EXCERPTED DATA START
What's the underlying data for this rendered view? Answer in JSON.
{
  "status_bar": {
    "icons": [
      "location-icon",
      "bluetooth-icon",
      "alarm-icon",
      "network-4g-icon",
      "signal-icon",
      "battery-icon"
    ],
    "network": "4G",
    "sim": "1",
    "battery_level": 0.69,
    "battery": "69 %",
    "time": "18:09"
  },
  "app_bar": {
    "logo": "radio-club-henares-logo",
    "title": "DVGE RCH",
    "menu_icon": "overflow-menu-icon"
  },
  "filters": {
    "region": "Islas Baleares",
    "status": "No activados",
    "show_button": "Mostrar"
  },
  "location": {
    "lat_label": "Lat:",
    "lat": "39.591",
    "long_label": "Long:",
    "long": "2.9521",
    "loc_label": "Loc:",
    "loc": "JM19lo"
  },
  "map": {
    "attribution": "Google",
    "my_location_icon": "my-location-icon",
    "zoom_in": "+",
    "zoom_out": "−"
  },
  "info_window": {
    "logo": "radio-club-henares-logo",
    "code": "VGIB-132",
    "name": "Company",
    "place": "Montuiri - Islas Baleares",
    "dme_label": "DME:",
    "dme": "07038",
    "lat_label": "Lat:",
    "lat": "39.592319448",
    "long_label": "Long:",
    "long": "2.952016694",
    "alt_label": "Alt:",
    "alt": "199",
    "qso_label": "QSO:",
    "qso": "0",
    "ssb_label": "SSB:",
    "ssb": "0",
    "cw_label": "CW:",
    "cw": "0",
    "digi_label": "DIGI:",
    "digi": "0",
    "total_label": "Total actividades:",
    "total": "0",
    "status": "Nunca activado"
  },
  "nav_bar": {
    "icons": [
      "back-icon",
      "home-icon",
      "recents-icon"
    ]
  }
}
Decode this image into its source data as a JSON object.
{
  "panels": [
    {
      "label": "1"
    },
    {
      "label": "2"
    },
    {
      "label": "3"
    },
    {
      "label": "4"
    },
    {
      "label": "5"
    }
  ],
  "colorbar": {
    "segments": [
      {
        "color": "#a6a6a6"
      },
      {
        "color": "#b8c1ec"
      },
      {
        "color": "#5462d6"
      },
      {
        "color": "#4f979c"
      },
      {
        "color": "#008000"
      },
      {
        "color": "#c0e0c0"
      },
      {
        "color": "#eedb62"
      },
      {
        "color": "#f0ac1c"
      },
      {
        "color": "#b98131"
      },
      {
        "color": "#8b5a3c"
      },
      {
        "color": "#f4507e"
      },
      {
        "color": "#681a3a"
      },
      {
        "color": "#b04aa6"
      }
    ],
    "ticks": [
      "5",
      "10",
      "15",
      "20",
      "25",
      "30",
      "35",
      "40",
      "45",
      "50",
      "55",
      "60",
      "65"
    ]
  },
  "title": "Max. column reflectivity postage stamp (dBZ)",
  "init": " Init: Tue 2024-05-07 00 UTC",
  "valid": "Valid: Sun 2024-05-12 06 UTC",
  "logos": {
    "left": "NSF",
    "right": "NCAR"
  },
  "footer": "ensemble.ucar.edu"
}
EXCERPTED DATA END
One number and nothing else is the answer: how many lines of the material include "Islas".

2